** SOURCE INFORMATION follows **

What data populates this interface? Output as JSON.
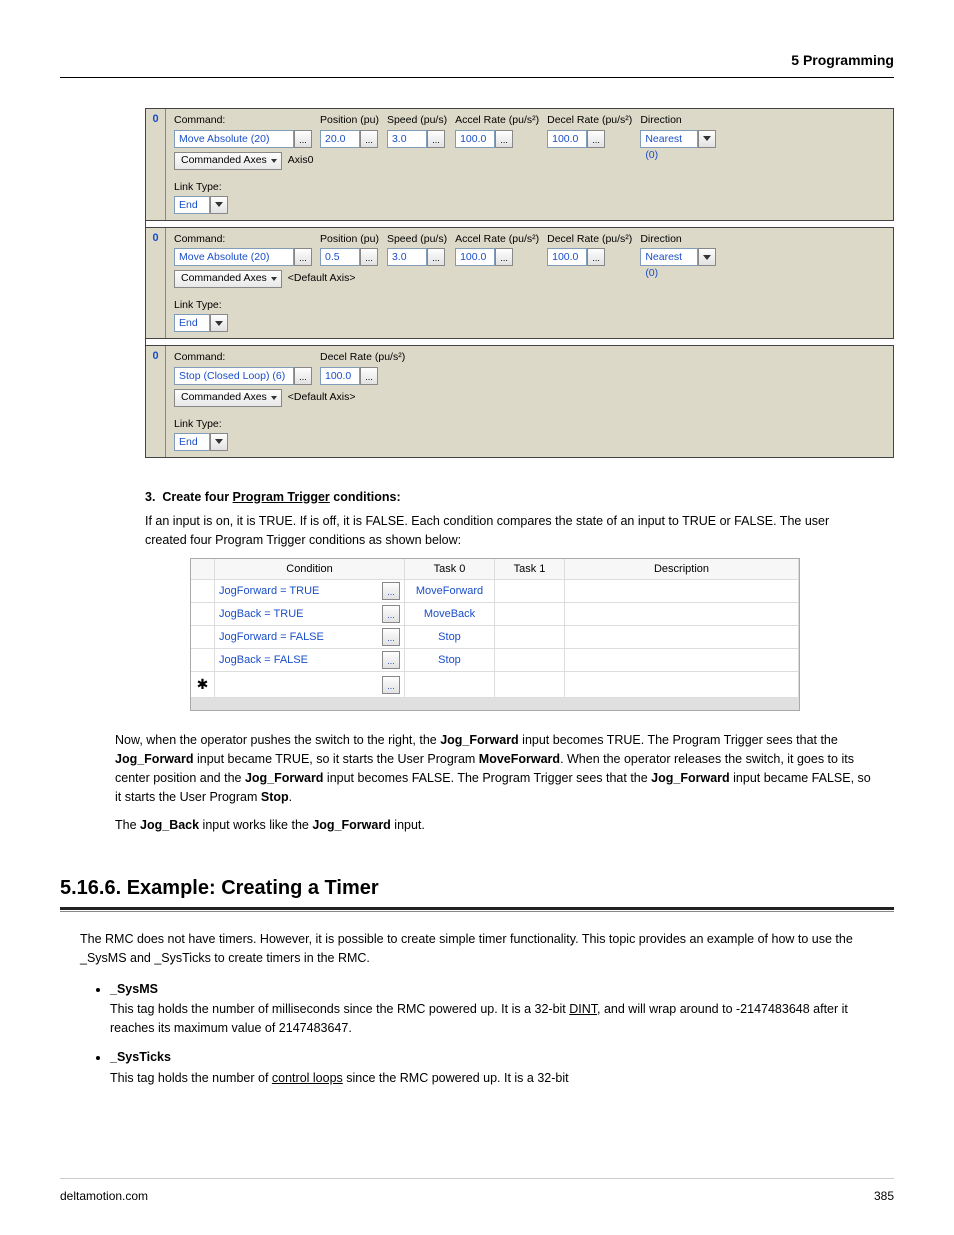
{
  "header": "5  Programming",
  "footer": {
    "left": "deltamotion.com",
    "right": "385"
  },
  "steps": [
    {
      "handle": "0",
      "labels": {
        "cmd": "Command:",
        "pos": "Position (pu)",
        "spd": "Speed (pu/s)",
        "acc": "Accel Rate (pu/s²)",
        "dec": "Decel Rate (pu/s²)",
        "dir": "Direction"
      },
      "cmd": "Move Absolute (20)",
      "pos": "20.0",
      "spd": "3.0",
      "acc": "100.0",
      "dec": "100.0",
      "dir": "Nearest (0)",
      "axes_label": "Commanded Axes",
      "axes_val": "Axis0",
      "link_label": "Link Type:",
      "link_val": "End"
    },
    {
      "handle": "0",
      "labels": {
        "cmd": "Command:",
        "pos": "Position (pu)",
        "spd": "Speed (pu/s)",
        "acc": "Accel Rate (pu/s²)",
        "dec": "Decel Rate (pu/s²)",
        "dir": "Direction"
      },
      "cmd": "Move Absolute (20)",
      "pos": "0.5",
      "spd": "3.0",
      "acc": "100.0",
      "dec": "100.0",
      "dir": "Nearest (0)",
      "axes_label": "Commanded Axes",
      "axes_val": "<Default Axis>",
      "link_label": "Link Type:",
      "link_val": "End"
    },
    {
      "handle": "0",
      "labels": {
        "cmd": "Command:",
        "dec": "Decel Rate (pu/s²)"
      },
      "cmd": "Stop (Closed Loop) (6)",
      "dec": "100.0",
      "axes_label": "Commanded Axes",
      "axes_val": "<Default Axis>",
      "link_label": "Link Type:",
      "link_val": "End"
    }
  ],
  "list3": {
    "num": "3.",
    "title_pre": "Create four ",
    "title_u": "Program Trigger",
    "title_post": " conditions:",
    "body": "If an input is on, it is TRUE. If is off, it is FALSE. Each condition compares the state of an input to TRUE or FALSE. The user created four Program Trigger conditions as shown below:"
  },
  "trig": {
    "headers": {
      "cond": "Condition",
      "t0": "Task 0",
      "t1": "Task 1",
      "desc": "Description"
    },
    "rows": [
      {
        "cond": "JogForward = TRUE",
        "t0": "MoveForward",
        "t1": "",
        "desc": ""
      },
      {
        "cond": "JogBack = TRUE",
        "t0": "MoveBack",
        "t1": "",
        "desc": ""
      },
      {
        "cond": "JogForward = FALSE",
        "t0": "Stop",
        "t1": "",
        "desc": ""
      },
      {
        "cond": "JogBack = FALSE",
        "t0": "Stop",
        "t1": "",
        "desc": ""
      }
    ],
    "star": "✱"
  },
  "para": {
    "p1a": "Now, when the operator pushes the switch to the right, the ",
    "p1b": "Jog_Forward",
    "p1c": " input becomes TRUE. The Program Trigger sees that the ",
    "p1d": "Jog_Forward",
    "p1e": " input became TRUE, so it starts the User Program ",
    "p1f": "MoveForward",
    "p1g": ". When the operator releases the switch, it goes to its center position and the ",
    "p1h": "Jog_Forward",
    "p1i": " input becomes FALSE. The Program Trigger sees that the ",
    "p1j": "Jog_Forward",
    "p1k": " input became FALSE, so it starts the User Program ",
    "p1l": "Stop",
    "p1m": ".",
    "p2a": "The ",
    "p2b": "Jog_Back",
    "p2c": " input works like the ",
    "p2d": "Jog_Forward",
    "p2e": " input."
  },
  "section": "5.16.6. Example: Creating a Timer",
  "sectext": "The RMC does not have timers. However, it is possible to create simple timer functionality. This topic provides an example of how to use the _SysMS and _SysTicks to create timers in the RMC.",
  "bullets": [
    {
      "t": "_SysMS",
      "d1": "This tag holds the number of milliseconds since the RMC powered up. It is a 32-bit ",
      "du": "DINT",
      "d2": ", and will wrap around to -2147483648 after it reaches its maximum value of 2147483647."
    },
    {
      "t": "_SysTicks",
      "d1": "This tag holds the number of ",
      "du": "control loops",
      "d2": " since the RMC powered up. It is a 32-bit"
    }
  ],
  "ell": "..."
}
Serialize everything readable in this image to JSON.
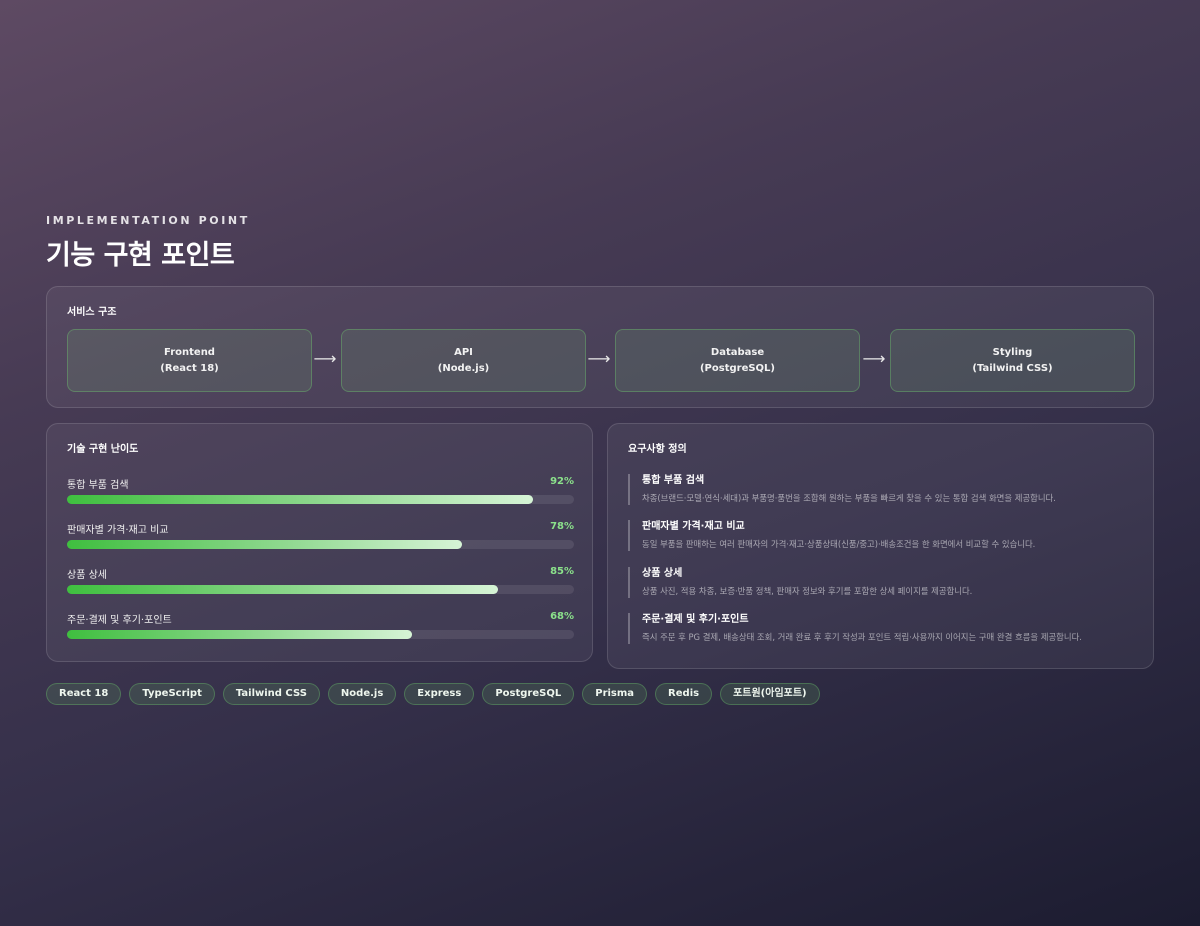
{
  "header": {
    "eyebrow": "IMPLEMENTATION POINT",
    "title": "기능 구현 포인트"
  },
  "architecture": {
    "title": "서비스 구조",
    "arrow": "⟶",
    "nodes": [
      {
        "name": "Frontend",
        "detail": "(React 18)"
      },
      {
        "name": "API",
        "detail": "(Node.js)"
      },
      {
        "name": "Database",
        "detail": "(PostgreSQL)"
      },
      {
        "name": "Styling",
        "detail": "(Tailwind CSS)"
      }
    ]
  },
  "difficulty": {
    "title": "기술 구현 난이도",
    "items": [
      {
        "label": "통합 부품 검색",
        "percent_text": "92%",
        "value": 92
      },
      {
        "label": "판매자별 가격·재고 비교",
        "percent_text": "78%",
        "value": 78
      },
      {
        "label": "상품 상세",
        "percent_text": "85%",
        "value": 85
      },
      {
        "label": "주문·결제 및 후기·포인트",
        "percent_text": "68%",
        "value": 68
      }
    ]
  },
  "requirements": {
    "title": "요구사항 정의",
    "items": [
      {
        "title": "통합 부품 검색",
        "desc": "차종(브랜드·모델·연식·세대)과 부품명·품번을 조합해 원하는 부품을 빠르게 찾을 수 있는 통합 검색 화면을 제공합니다."
      },
      {
        "title": "판매자별 가격·재고 비교",
        "desc": "동일 부품을 판매하는 여러 판매자의 가격·재고·상품상태(신품/중고)·배송조건을 한 화면에서 비교할 수 있습니다."
      },
      {
        "title": "상품 상세",
        "desc": "상품 사진, 적용 차종, 보증·반품 정책, 판매자 정보와 후기를 포함한 상세 페이지를 제공합니다."
      },
      {
        "title": "주문·결제 및 후기·포인트",
        "desc": "즉시 주문 후 PG 결제, 배송상태 조회, 거래 완료 후 후기 작성과 포인트 적립·사용까지 이어지는 구매 완결 흐름을 제공합니다."
      }
    ]
  },
  "tags": [
    "React 18",
    "TypeScript",
    "Tailwind CSS",
    "Node.js",
    "Express",
    "PostgreSQL",
    "Prisma",
    "Redis",
    "포트원(아임포트)"
  ]
}
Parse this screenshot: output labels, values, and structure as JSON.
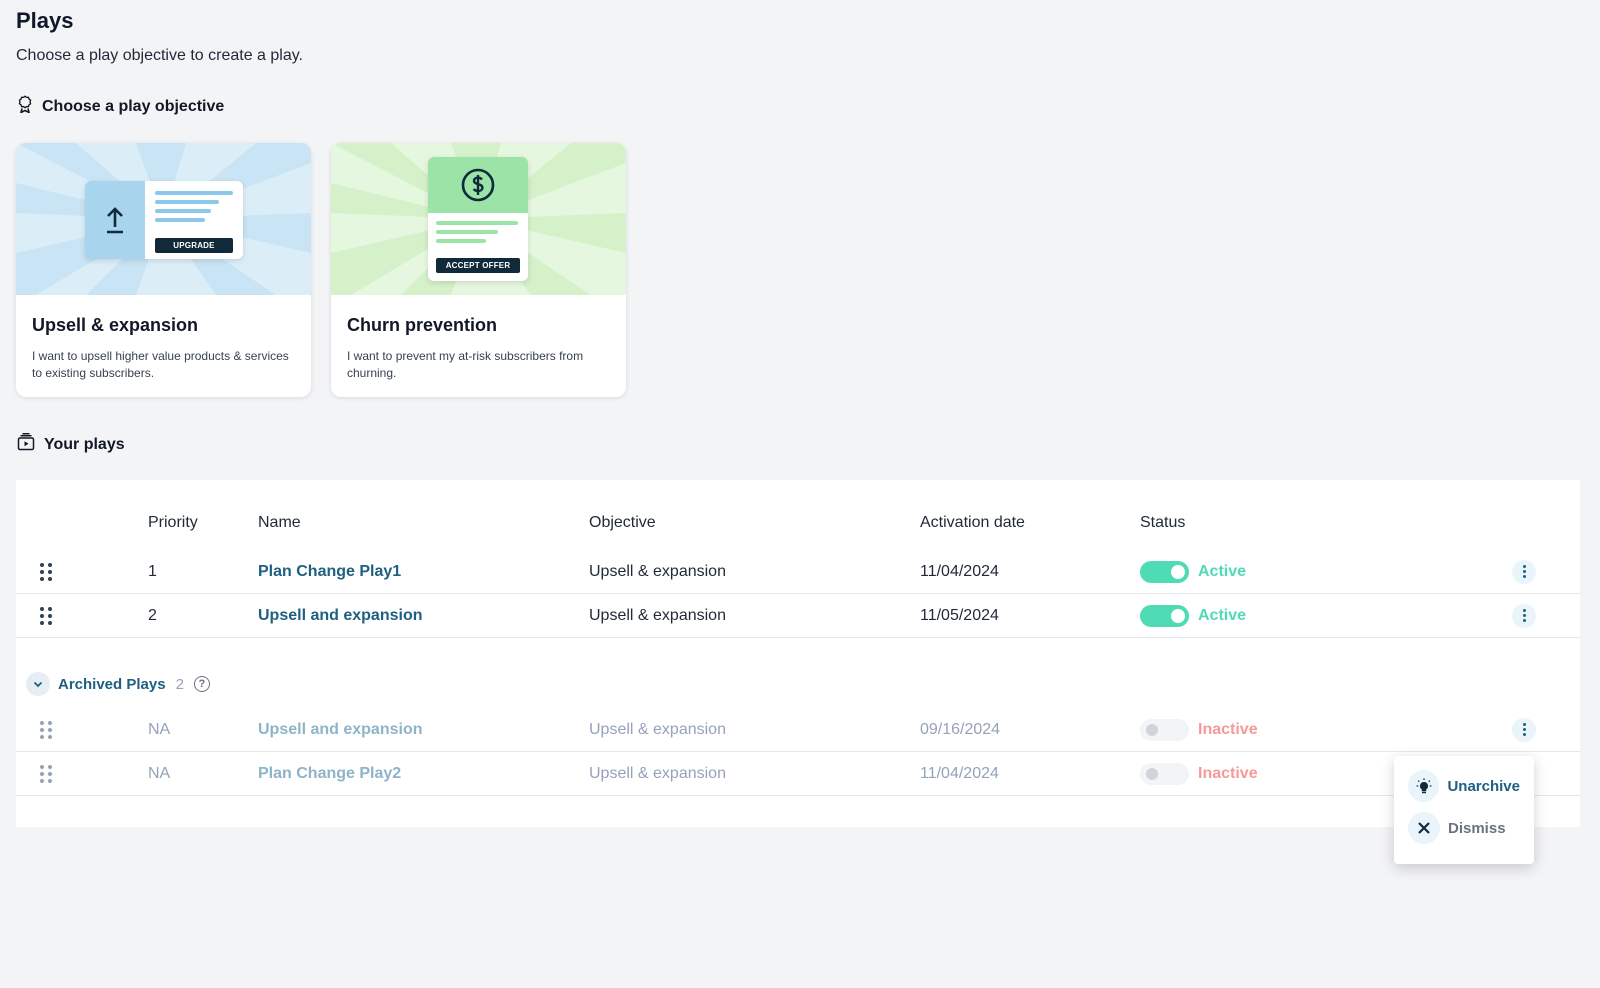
{
  "header": {
    "title": "Plays",
    "subtitle": "Choose a play objective to create a play."
  },
  "objective_section": {
    "heading": "Choose a play objective",
    "cards": [
      {
        "title": "Upsell & expansion",
        "description": "I want to upsell higher value products & services to existing subscribers.",
        "art_button": "UPGRADE"
      },
      {
        "title": "Churn prevention",
        "description": "I want to prevent my at-risk subscribers from churning.",
        "art_button": "ACCEPT OFFER"
      }
    ]
  },
  "plays_section": {
    "heading": "Your plays",
    "columns": {
      "priority": "Priority",
      "name": "Name",
      "objective": "Objective",
      "activation_date": "Activation date",
      "status": "Status"
    },
    "rows": [
      {
        "priority": "1",
        "name": "Plan Change Play1",
        "objective": "Upsell & expansion",
        "date": "11/04/2024",
        "status": "Active"
      },
      {
        "priority": "2",
        "name": "Upsell and expansion",
        "objective": "Upsell & expansion",
        "date": "11/05/2024",
        "status": "Active"
      }
    ],
    "archived": {
      "label": "Archived Plays",
      "count": "2",
      "help": "?",
      "rows": [
        {
          "priority": "NA",
          "name": "Upsell and expansion",
          "objective": "Upsell & expansion",
          "date": "09/16/2024",
          "status": "Inactive"
        },
        {
          "priority": "NA",
          "name": "Plan Change Play2",
          "objective": "Upsell & expansion",
          "date": "11/04/2024",
          "status": "Inactive"
        }
      ]
    }
  },
  "context_menu": {
    "unarchive": "Unarchive",
    "dismiss": "Dismiss"
  },
  "colors": {
    "accent": "#1f5f82",
    "active": "#4fdbb4",
    "inactive": "#f59a9a"
  },
  "icons": {
    "objective": "badge-icon",
    "plays": "play-stack-icon",
    "drag": "drag-handle-icon",
    "more": "kebab-icon",
    "unarchive": "lightbulb-icon",
    "dismiss": "close-icon"
  }
}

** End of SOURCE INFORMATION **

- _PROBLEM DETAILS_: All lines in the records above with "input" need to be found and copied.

- _SOLUTION BELOW_:
    "body": "If an input is on, it is TRUE. If is off, it is FALSE. Each condition compares the state of an input to TRUE or FALSE. The user created four Program Trigger conditions as shown below:"
    "p1c": " input becomes TRUE. The Program Trigger sees that the ",
    "p1e": " input became TRUE, so it starts the User Program ",
    "p1i": " input becomes FALSE. The Program Trigger sees that the ",
    "p1k": " input became FALSE, so it starts the User Program ",
    "p2c": " input works like the ",
    "p2e": " input."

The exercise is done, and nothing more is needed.